**EXERCISE INSTRUCTIONS:**
The whole listing needs to be written out exactly, except for any images.

**EXTRACTED DATA:**
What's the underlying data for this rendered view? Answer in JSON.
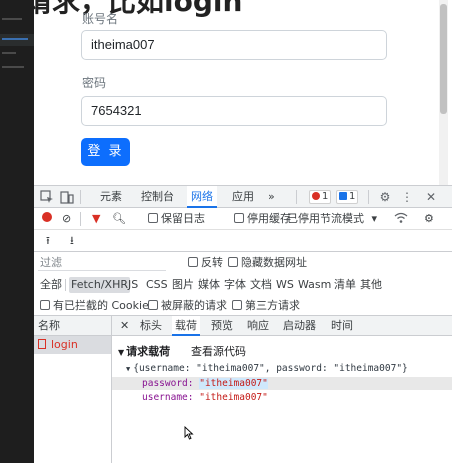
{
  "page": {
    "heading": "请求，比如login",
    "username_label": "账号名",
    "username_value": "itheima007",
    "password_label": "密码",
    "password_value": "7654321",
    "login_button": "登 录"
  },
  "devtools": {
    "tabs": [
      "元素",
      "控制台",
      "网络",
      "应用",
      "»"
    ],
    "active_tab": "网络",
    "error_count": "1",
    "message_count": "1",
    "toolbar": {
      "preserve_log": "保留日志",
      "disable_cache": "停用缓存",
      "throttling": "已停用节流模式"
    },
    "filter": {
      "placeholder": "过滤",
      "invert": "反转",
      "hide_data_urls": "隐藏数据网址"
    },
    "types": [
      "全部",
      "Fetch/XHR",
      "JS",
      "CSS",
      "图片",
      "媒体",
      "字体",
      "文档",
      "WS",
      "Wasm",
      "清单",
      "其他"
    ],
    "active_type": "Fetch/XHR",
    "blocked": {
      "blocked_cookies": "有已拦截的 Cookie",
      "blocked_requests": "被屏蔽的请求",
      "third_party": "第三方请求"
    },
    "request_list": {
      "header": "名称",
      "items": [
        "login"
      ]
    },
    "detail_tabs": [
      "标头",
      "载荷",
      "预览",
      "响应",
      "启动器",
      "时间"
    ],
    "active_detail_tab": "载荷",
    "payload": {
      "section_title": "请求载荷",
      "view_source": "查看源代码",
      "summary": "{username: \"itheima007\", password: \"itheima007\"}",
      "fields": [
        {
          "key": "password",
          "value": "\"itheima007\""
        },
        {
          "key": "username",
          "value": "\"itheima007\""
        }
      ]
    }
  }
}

**TASK ANSWER:**
What's the underlying data for this rendered view? Answer in JSON.
{
  "page": {
    "heading": "请求，比如login",
    "username_label": "账号名",
    "username_value": "itheima007",
    "password_label": "密码",
    "password_value": "7654321",
    "login_button": "登 录"
  },
  "devtools": {
    "tabs": [
      "元素",
      "控制台",
      "网络",
      "应用",
      "»"
    ],
    "active_tab": "网络",
    "error_count": "1",
    "message_count": "1",
    "toolbar": {
      "preserve_log": "保留日志",
      "disable_cache": "停用缓存",
      "throttling": "已停用节流模式"
    },
    "filter": {
      "placeholder": "过滤",
      "invert": "反转",
      "hide_data_urls": "隐藏数据网址"
    },
    "types": [
      "全部",
      "Fetch/XHR",
      "JS",
      "CSS",
      "图片",
      "媒体",
      "字体",
      "文档",
      "WS",
      "Wasm",
      "清单",
      "其他"
    ],
    "active_type": "Fetch/XHR",
    "blocked": {
      "blocked_cookies": "有已拦截的 Cookie",
      "blocked_requests": "被屏蔽的请求",
      "third_party": "第三方请求"
    },
    "request_list": {
      "header": "名称",
      "items": [
        "login"
      ]
    },
    "detail_tabs": [
      "标头",
      "载荷",
      "预览",
      "响应",
      "启动器",
      "时间"
    ],
    "active_detail_tab": "载荷",
    "payload": {
      "section_title": "请求载荷",
      "view_source": "查看源代码",
      "summary": "{username: \"itheima007\", password: \"itheima007\"}",
      "fields": [
        {
          "key": "password",
          "value": "\"itheima007\""
        },
        {
          "key": "username",
          "value": "\"itheima007\""
        }
      ]
    }
  }
}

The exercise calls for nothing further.